     Bennett recommends sequestering more than 90 minutes, because if one will read something difficult for a total of 90 minutes, one has to allow for potential distractions. As mentioned earlier, one should chose something that stretches the mind, but it should also be an area of one's interest. Being a specialist in an area is a source of great joy.

     When just starting on the program, one shouldn't set too ambitious of a goal. If you are interested in philosophy, for example, don't try to tackle Kant straight off. Start with some introductory reviews, and then get to the more complex material once you've laid a foundation. Otherwise, you may find the reading too onerous and give up.

     As one is reading, one should be tuned in for anything that gives some indication of cause and effect relationships in the world. The ability to discern cause and effect in the world will go a long way to help alleviate the view that the world is somehow capricious or simply a series of accidents. In Bennett's words, understanding cause and effect will lead one to become "large headed and large hearted."

These first two steps are sufficient for the first three months. As time progresses, more time may be spent reading, or more days. Also, the difficulty of reading may be increased as one's mind becomes more trained. The next steps are really just advanced versions of these two basic steps.

3) Reflect on happiness, the direction of your life, what life is giving you, and the relationship between principles & conduct.

     Bennett asserts that happiness comes from development of reason and the adjustment of conduct to principles. Just what those principles are may come from reflection, or one's own background, or what have you. At any rate, use the reflecting time to dwell on your principles and determine whether or not your conduct is consistent with your principles. As time passes, use your reason to align your conduct with your principles, and you will find happiness. This is much more desirable than letting instinct guide actions, which is far more common.

     One may also expand the reflecting period beyond just the morning time to the evening, on the way home from work.

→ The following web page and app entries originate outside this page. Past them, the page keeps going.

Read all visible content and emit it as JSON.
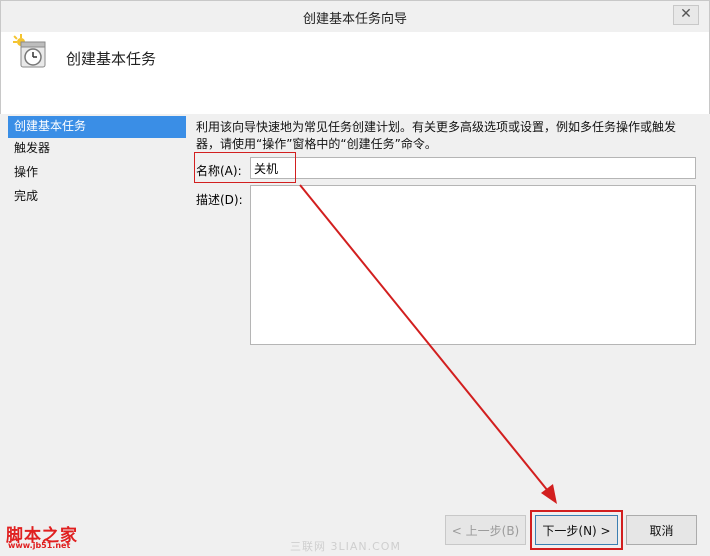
{
  "window": {
    "title": "创建基本任务向导",
    "close_glyph": "✕"
  },
  "header": {
    "title": "创建基本任务"
  },
  "sidebar": {
    "items": [
      {
        "label": "创建基本任务"
      },
      {
        "label": "触发器"
      },
      {
        "label": "操作"
      },
      {
        "label": "完成"
      }
    ]
  },
  "main": {
    "description": "利用该向导快速地为常见任务创建计划。有关更多高级选项或设置，例如多任务操作或触发器，请使用“操作”窗格中的“创建任务”命令。",
    "name_label": "名称(A):",
    "name_value": "关机",
    "desc_label": "描述(D):",
    "desc_value": ""
  },
  "buttons": {
    "prev": "< 上一步(B)",
    "next": "下一步(N) >",
    "cancel": "取消"
  },
  "annotations": {
    "highlight_color": "#d21f1f"
  },
  "branding": {
    "logo_text": "脚本之家",
    "logo_url": "www.jb51.net",
    "watermark": "三联网 3LIAN.COM"
  },
  "colors": {
    "selection": "#3a8ee6"
  }
}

This seems to me a good time to think about one's conduct during the day.

4) Suggested reading topics.

      If you are not sure what to read, Bennett offers some suggestions. His primary suggestion is poetry. From my own experience with poetry, I agree with Bennett. I especially like Kipling, Whitman, Frost, and Service. But poetry is taxing to the brain, and takes a fair bit of thought to understand what the poet is trying to say, which makes is more desirable for the task of expanding one's mind than prose.

     I personally suggest all people to obtain some understanding of economics. Begin with Hazlitt's "Economics in One Lesson" and then move on to Rothbard & Mises. This, in my view, is an excellent method of understanding the cause & effect of the world. Bennett also recommends Marcus Aurelius and Epictetus. But this, in the final reckoning, is the reader's choice.

The idea behind this program is to live a happier, more fulfilled life. One that is more thoughtful, more deliberate, than the one you might be living. But of course, if you are already happy and fulfilled and aren't doing something like this program, then please let us know your secret in the comments section!